Oliver appears worse, with no clue what is going on. Mr. Losberne boldly invents a story. The boy, he says, had been shot by a gun trap while trespassing and was subsequently handled roughly by the butler. Giles is baffled and becomes so confused under cross-examination that by degrees he comes to state definitely that Oliver was not the boy who entered the house.
Acting on the doctor's suggestion, the frustrated officers turn their attention to Brittles. Nothing emerges from his garbled story except Brittles's firm belief that he could not possibly identify the boy.
It is not even certain that Giles had actually hit anyone. He'd had a pair of pistols at the time of the botched robbery. One of these had, of course, shot Oliver. The other pistol is found to have no bullet in it, a development that makes a deep impression on everyone except the doctor, "who had drawn the ball [bullet] about ten minutes before."

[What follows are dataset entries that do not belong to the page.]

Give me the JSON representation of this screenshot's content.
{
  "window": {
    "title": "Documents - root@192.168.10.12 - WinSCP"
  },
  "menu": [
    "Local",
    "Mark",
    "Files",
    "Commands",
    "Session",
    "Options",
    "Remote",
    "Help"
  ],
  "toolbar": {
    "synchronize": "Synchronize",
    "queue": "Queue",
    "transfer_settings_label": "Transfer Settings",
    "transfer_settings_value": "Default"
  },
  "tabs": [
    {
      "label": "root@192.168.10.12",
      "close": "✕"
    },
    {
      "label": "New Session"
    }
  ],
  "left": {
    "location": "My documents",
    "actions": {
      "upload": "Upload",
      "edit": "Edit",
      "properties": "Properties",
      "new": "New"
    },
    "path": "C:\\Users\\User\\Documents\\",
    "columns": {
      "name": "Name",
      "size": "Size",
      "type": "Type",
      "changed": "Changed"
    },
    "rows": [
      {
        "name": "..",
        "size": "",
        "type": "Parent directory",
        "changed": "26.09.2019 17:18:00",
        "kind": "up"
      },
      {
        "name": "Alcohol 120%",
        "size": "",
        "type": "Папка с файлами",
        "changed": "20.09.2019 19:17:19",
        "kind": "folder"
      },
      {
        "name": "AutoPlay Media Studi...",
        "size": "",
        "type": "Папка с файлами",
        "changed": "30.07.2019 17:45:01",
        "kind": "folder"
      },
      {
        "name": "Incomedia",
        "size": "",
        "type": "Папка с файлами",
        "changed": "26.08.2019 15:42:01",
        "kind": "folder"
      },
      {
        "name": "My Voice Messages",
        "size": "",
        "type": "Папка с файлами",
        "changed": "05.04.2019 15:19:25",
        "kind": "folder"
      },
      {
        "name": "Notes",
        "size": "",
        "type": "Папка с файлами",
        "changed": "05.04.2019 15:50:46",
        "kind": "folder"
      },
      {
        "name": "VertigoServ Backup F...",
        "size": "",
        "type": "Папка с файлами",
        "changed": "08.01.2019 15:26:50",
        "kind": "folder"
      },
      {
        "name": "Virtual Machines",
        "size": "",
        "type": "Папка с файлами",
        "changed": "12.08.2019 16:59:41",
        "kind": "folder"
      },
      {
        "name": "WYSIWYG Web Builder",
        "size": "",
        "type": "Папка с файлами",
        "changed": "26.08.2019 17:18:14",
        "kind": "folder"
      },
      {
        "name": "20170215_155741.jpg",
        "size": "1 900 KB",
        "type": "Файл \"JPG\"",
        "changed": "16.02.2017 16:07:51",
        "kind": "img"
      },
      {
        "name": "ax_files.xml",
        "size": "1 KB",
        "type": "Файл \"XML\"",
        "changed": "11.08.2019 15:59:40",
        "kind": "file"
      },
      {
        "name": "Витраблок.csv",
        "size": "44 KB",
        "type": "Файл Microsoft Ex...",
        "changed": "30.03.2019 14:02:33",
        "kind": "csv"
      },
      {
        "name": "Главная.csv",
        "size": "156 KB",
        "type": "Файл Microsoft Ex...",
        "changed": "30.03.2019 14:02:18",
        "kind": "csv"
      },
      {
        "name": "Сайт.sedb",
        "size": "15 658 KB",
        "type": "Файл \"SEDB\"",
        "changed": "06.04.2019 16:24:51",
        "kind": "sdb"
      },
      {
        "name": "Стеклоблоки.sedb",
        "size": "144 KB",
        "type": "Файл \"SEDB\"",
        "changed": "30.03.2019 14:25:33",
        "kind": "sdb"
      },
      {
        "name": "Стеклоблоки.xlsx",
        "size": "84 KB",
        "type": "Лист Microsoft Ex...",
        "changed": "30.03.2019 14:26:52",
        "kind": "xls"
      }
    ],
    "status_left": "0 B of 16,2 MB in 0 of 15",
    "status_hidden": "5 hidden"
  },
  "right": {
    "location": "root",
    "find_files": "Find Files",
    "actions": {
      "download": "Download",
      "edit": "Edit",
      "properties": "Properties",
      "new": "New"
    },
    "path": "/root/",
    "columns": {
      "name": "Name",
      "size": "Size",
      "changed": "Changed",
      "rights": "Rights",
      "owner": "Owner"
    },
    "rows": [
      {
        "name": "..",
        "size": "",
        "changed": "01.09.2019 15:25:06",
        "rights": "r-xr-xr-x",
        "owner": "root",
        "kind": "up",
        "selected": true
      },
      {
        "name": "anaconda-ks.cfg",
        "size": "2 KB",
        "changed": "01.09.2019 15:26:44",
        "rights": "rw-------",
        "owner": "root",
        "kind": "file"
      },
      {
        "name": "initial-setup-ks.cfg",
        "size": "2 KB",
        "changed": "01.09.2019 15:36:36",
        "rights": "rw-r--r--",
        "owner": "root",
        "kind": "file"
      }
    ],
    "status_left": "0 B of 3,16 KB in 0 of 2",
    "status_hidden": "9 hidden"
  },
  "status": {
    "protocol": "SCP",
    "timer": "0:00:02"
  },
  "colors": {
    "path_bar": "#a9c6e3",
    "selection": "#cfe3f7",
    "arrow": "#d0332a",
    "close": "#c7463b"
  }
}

The investigators from London retire for the night. After some more indecisive activity the following day, they return to the city.
Mrs. Maylie and Mr. Losberne post bail for Oliver's appearance if he should ever be wanted. Under the care of his three new friends, the boy once more begins to mend.
On a cold, wet morning, Oliver is lying in a ditch, unconscious with a bullet wound. His situation can hardly become worse. The alternatives before him are either death or a turn for the better. In one of Dickens's frequent twists of Fate, Oliver's fortunes begin to rise. The disastrous failure of the burglary has delivered the boy from a miserable future.
Now within a secure dwelling, the boy is surrounded by the safeguards of servants, affluence, respectability, and, above all, benevolent friends. From his low point in the ditch, Oliver has experienced a spectacular reversal in the way his life is moving.
Some readers may take exception to the apparent tinkering of Dickens's standards by his representatives of the best in mankind. In his measures to assist Oliver, Mr. Losberne cheerfully goes against respected standards of conventional morality and order. In this he is firmly aided by the upright Mrs. Maylie and her good-natured niece Rose. This compact is all the more questionable because its intention is to thwart the operation of the law, the alleged cornerstone of civilized society.
The doctor invents a bold lie to deceive the police, even to the extent of compromising his own professional integrity. Still worse, he tricks the trusty servants into unwilling collaboration. His master stroke is to tamper with evidence significant in a criminal investigation.
All of this is, nevertheless, in accord with Dickens's fundamental social doctrines. He has little confidence in institutions, including the law, to bring about human betterment He has more faith in the ability of the benevolent impulses of worthy people as an agency of true justice than in the impersonal doings of legal machinery. In any event, Dickens would elevate the claims of mercy and charity above the dictates of arbitrary justice. It could be argued that he comes perilously close to contending that the end justifies the means, with the elusive provision that the end be laudable and the means innocuous.